What happened

Shares of Six Flags (NYSE:SIX) were in free fall today -- and not in a fun way. The stock tumbled after the theme park operator turned in an underwhelming earnings report for the third quarter, its peak period, as profits and earnings were essentially flat from a year ago. The stock was down 11.9% as of 12:52 p.m. EDT on Wednesday.

So what 

Revenue ticked up 1% to $621.2 million in the period, which was below expectations of $644 million. Attendance was up 3% to 14 million, but spending per guest was down 1% and revenue from sponsorships, international agreements, and accommodations fell 26%, in line with the company's expectations. Per-guest spending declined in part due to higher attendance from its Active Pass base, a sign that the membership program is driving a boost in guest visits.  

An upside-down roller coaster with riders holding out their hands

Image source: Six Flags.

On the bottom line, earnings per share fell 2% to $2.11, primarily due to a change in state tax law. That figure also missed analyst estimates at $2.31. 

Despite the weak performance, CEO Jim Reid-Anderson sounded positive, saying, "We were pleased to achieve record attendance and revenue for the first nine months of 2019, with solid growth across both our legacy and newly acquired parks."

Now what

More than 40% of revenue comes from the third quarter as its theme parks are seasonal businesses, with cold-weather parks shutting in the winter. 

Reid-Anderson also shot down rumors on the earnings call that his company was considering buying rival Cedar Fair, which seemed to contribute to the sell-off. 

Management did not offer guidance in the press release, but its lack of growth seems like a bad sign in a strong economy where consumers are spending and competitors like Disney have seen strong growth in their theme parks. Disney in particular has been able to pass along price increases and grow attendance through new Marvel and Star Wars attractions.
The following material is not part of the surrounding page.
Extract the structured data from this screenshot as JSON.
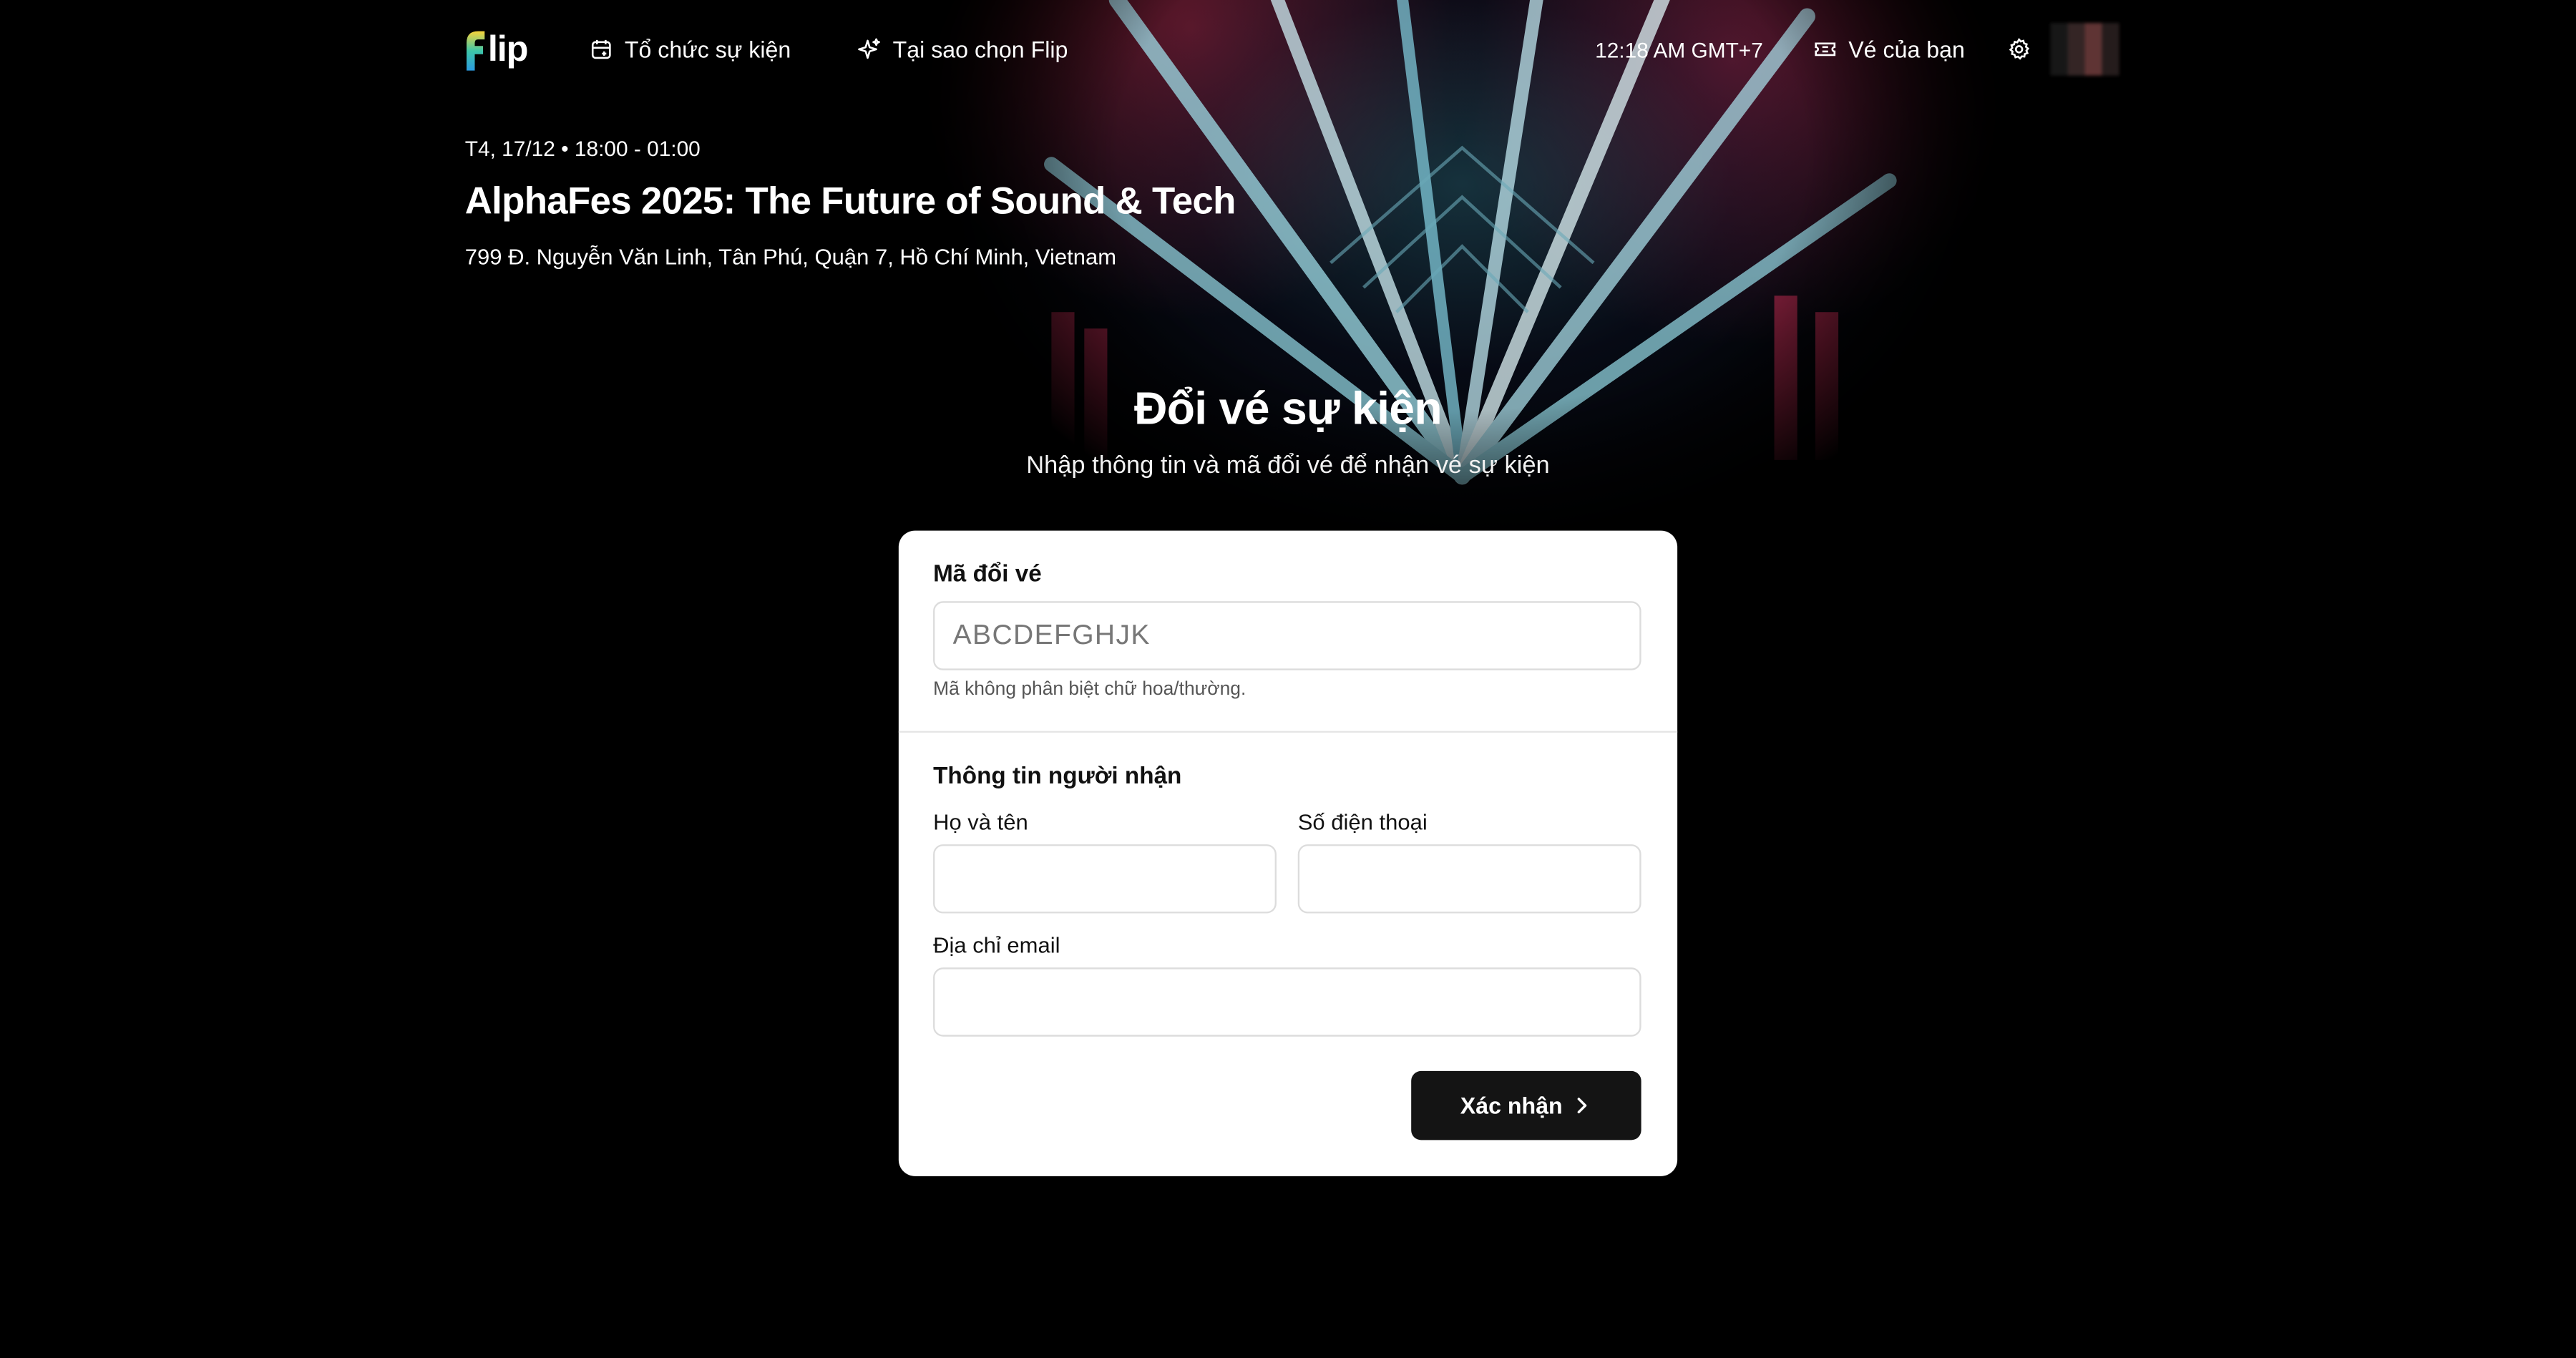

Roller coaster aficionados, it seems, may be choosing to visit Six Flags' deep-pocketed competitors instead.